Project description:OBJECTIVE:To examine the trends of epithelial ovarian cancer histologic subtypes in Japan. METHODS:A nationwide retrospective registry study was performed between 2002 and 2015 (Japan cohort, n?=?48,640). Trends were also examined in The Surveillance, Epidemiology, and End Results Program (US cohort, n?=?49,936). Time-specific proportional changes of four major histological subtypes (serous, clear cell, endometrioid, and mucinous) were examined. RESULTS:The Japan cohort had more stage I disease (44.1% versus 24.9%) and less stage IV disease (10.0% versus 23.1%) than the US cohort (P?<?0.001). The Japan cohort had more non-serous histology, particularly clear cell carcinoma (26.9% versus 8.4%), than the US cohort (P?<?0.001). In the Japan cohort, proportion of clear cell carcinoma increased significantly from 23.4% to 29.1% between 2002 and 2010 (P?<?0.001). Among stage I disease, clear cell carcinoma increased significantly in the Japan cohort from 32.9% to 40.3% between 2002 and 2015 (P?<?0.001), whereas mucinous carcinoma increased significantly in the US cohort from 15.0% to 24.8% (P?=?0.01). In 2015, clear cell carcinoma was most common among women aged <50?years from the Japan cohort (30.2%) versus serous carcinoma in the US cohort (50.8%). In the Japan cohort, the peak age was 75?years for serous, 57 for clear cell, and 45 for endometrioid carcinoma (P?<?0.001). Mucinous carcinoma decreased until 43?years and increased again after age 73?years (P?<?0.001). CONCLUSION:Characteristics of epithelial ovarian cancer in Japan are largely different compared to the US. In Japan, clear cell carcinoma has increased significantly in recent years to account for nearly 30% of epithelial ovarian cancer.
Project description:99 individual ovarian tumors (37 endometrioid, 41 serous, 13 mucinous, and 8 clear cell carcinomas) and 4 individual normal ovary samples, each assayed on an Affymetrix HG_U133A array Experiment Overall Design: 99 individual ovarian tumors (37 endometrioid, 41 serous, 13 mucinous, and 8 clear cell carcinomas) and 4 individual normal ovary samples.
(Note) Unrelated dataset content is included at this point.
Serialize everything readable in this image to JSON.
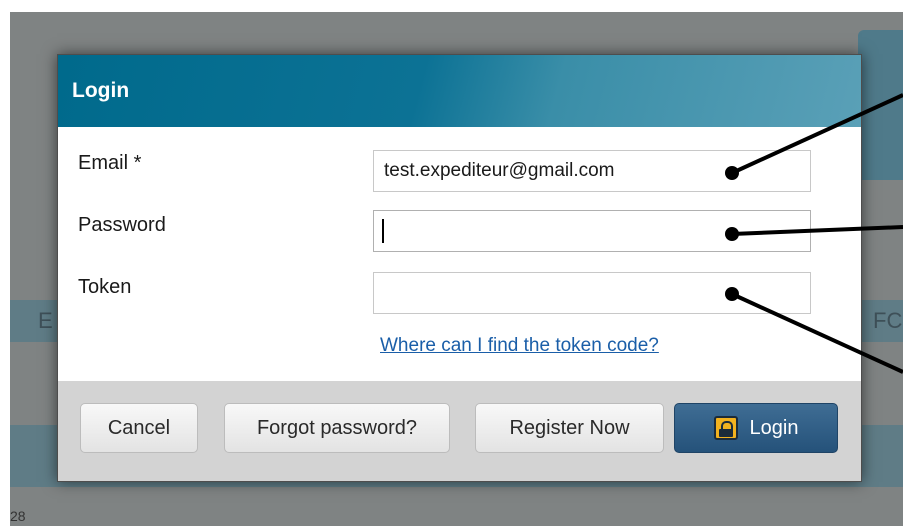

RNA expression was analyzed using one Affymetrix HG_U133A array per sample.